“When I’m upset I go to Great Lakes and buy a lot of crop tops. I usually just go to Forever 21 to get them. Those kinds of shirts are super cute and I feel happy and confident when I wear them, so I get more when I’m upset,” said freshman Khelya Rose.

Rose feels more confident and happy after a purchase. Like most people, in this kind of situation, Rose’s brain releases chemicals that make her feel good. 

Chicago Tribune has published studies with evidence stating that those addicted to shopping can experience withdrawals similar to a drug addict. Irritability or depression can develop if that shopping need is not fulfilled. If anyone has this issue, they should seek counseling or therapy as soon as possible. 

Junior Kaitlyn Oviatt is very aware of the issue, and speaks her view and opinion. She even discussed something dangerous in the shopaholics community, window shopping,

“Sometimes I shop when I’m stressed, whether it be just going to the mall or just looking online. Overall It can allow a person to take a break from what they are stressed or upset about and do something they enjoy,” said Oviatt.

According to Donald Black from the University of Iowa, this epidemic is not just a choice, but a mental issue Many shoppaholics struggle with anxiety or depression as a pre-existing condition prior to the development of their shopping habits. Rather than getting help for those issues, they use shopping to help, but it instead has a reverse effect and creates another issue.

Josie Wenzell
A visual depicting the different kinds of shopping addicts there are. Depending on the type, different treatment/counseling may be needed.

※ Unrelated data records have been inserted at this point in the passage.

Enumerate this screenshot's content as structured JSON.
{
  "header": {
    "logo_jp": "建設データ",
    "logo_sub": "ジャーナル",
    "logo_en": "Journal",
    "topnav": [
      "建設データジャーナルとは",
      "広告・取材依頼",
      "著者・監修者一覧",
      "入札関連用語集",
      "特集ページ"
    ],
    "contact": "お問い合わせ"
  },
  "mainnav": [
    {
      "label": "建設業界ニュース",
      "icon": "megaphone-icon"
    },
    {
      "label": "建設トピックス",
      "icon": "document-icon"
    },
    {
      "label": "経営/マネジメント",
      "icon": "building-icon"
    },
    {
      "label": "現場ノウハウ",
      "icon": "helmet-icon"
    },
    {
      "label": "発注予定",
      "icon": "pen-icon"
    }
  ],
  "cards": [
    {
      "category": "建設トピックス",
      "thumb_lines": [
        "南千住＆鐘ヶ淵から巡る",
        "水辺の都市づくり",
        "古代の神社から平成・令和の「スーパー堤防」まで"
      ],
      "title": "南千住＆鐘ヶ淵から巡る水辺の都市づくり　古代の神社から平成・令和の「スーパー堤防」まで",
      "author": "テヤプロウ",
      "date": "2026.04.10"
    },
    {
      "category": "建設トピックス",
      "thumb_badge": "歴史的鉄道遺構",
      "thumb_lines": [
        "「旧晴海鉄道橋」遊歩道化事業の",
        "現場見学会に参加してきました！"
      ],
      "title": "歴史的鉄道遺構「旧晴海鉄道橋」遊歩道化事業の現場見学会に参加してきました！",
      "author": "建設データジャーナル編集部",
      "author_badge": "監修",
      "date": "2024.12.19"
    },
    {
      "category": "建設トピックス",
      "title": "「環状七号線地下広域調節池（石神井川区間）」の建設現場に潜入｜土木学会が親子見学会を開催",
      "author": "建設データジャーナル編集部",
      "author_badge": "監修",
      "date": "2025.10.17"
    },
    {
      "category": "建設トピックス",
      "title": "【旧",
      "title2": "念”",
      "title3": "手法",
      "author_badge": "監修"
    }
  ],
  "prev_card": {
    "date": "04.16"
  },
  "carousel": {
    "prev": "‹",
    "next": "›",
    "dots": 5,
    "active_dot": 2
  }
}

Shopping addictions lurk in the shadows behind closed doors of America, underneath piles of receipts, and stacks of maxed out credit cards. Secret buys hidden from family members and loved ones.These issues may not inflict physical harm, but they may lead to other issues relating to mental health; for that reason alone it should be taken more seriously. Despite the happiness shopping brings short term, shopping addictions are a real problem that require more attention.